Charlottesville, Virginia


Email Greg Webb Greg Webb on LinkedIn Greg Webb on Facebook
Greg Webb
Greg Webb
Attorney • (800) 451-1288

GM Determines Steering Condition “Not a Safety Issue”

Comments Off

The year 2014 was, without any doubt, an awful year for GM. The auto manufacturer was in the hot seat most of the year. Public scrutiny, Congressional hearings and the largest fine ($35 million) ever assessed against an automaker for failure to recall a vehicle in a timely manner. The company has been talking about safety, transparency and commitment to quality as it tries to repair the damage done by its handling of the ignition switch defect that plagued millions of its cars and caused the loss of dozens upon dozens of lives.

This month, however, the public has learned about a new safety issue for GM. Last week we learned General Motors sent out technical bulletins in July of 2014 instructing dealerships to repair steering wheels that lock up after being driven for long periods of time.  But, reportedly, the dealerships were only to repair this defect if owners came in with complaints. The fix is a simple software update. Automobile owners were notified of the problem in November 2014, but there has been no recall so far. The problem was found in some 2013-14 Buick Verano, Chevrolet Cruze and Chevrolet Malibu models.  (NY Times, 4/10/15)

General Motors’ spokesperson, Alan Adler, indicates that the company feels no need for a recall, “Based on a very low rate of occurrence — ranging from less than one half to less than two incidents per thousand vehicles — and the fact that the condition is remedied when the wheel is turned, G.M. determined this was not a safety issue,” he wrote. (NY Times, 4/10/15)  An alleged “low rate of occurrence” should not be a valid reason to avoid repairing a significant safety defect, especially if it is a simple engineering software issue.

Federal regulators do not seem to be too worried about this either. NHTSA spokeswoman, Catherine Howden offers their rationale in an email to the New York Times, “Based on the bulletin and complaint narratives, the symptoms described would be a brief, perceptible change in steering feel that has little to no effect on the driver’s ability to safely steer the vehicle.”  (NY Times, 4/10/15)  Let’s hope so, and let’s also hope that the above logic does not resemble the logic GM and NHTSA used when evaluating the infamous ignition switch defect that raised its head more than ten years ago.

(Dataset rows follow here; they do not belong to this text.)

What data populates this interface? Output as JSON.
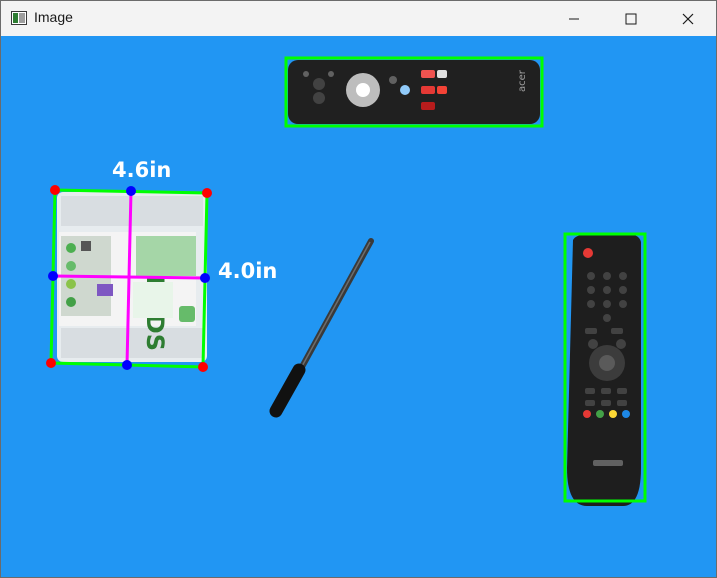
{
  "window": {
    "title": "Image",
    "icons": {
      "app": "image-viewer-app-icon",
      "minimize": "minimize-icon",
      "maximize": "maximize-icon",
      "close": "close-icon"
    }
  },
  "measurements": {
    "width_label": "4.6in",
    "height_label": "4.0in"
  },
  "colors": {
    "background": "#2196f3",
    "bounding_box": "#00ff00",
    "midline": "#ff00ff",
    "corner_point": "#ff0000",
    "midpoint": "#0000ff",
    "label_text": "#ffffff"
  },
  "objects": [
    "earbuds-box",
    "tv-remote-horizontal",
    "stylus-pen",
    "set-top-box-remote"
  ]
}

Howden quotes customers as using words like ‘stick’ and ‘slip’, leading her to conclude that the issue is not severe. But, this author would probably be quite worried if his steering wheel failed to navigate a turn, causing him to crash into something—as happened to one driver who was making a left-hand turn, at 15 miles per hour, when the steering wheel seized. The driver crashed into a sidewalk.  (NY Times, 4/10/15)  Is not steering a motor vehicle the most basic way of controlling it?  The most basic way of avoiding a crash, aside from, perhaps, braking?

Technical bulletins on service repairs are routinely issued to assist dealerships in repairing known issues. But in this case, given GM’s track record, is this actually the case? The basic question is this:  Can we trust GM?  If history is any indicator, one may reasonably conclude “no”.

As part of its investigation, the New York Times found seven recalls for serious safety issues that GM originally tried to handle through technical service bulletins. In some cases it was years before a recall was issued. GM was ‘admonished’ by federal regulators for the very same practice that could be happening now with the downplaying of steering wheel sticking issues. By the time we find out if GM is avoiding another costly repair issue lives may have been lost.  Perhaps NHTSA might take steps to verify the veracity of GM’s claim that this is no big deal.  As Ronald Reagan said, “trust, but verify”.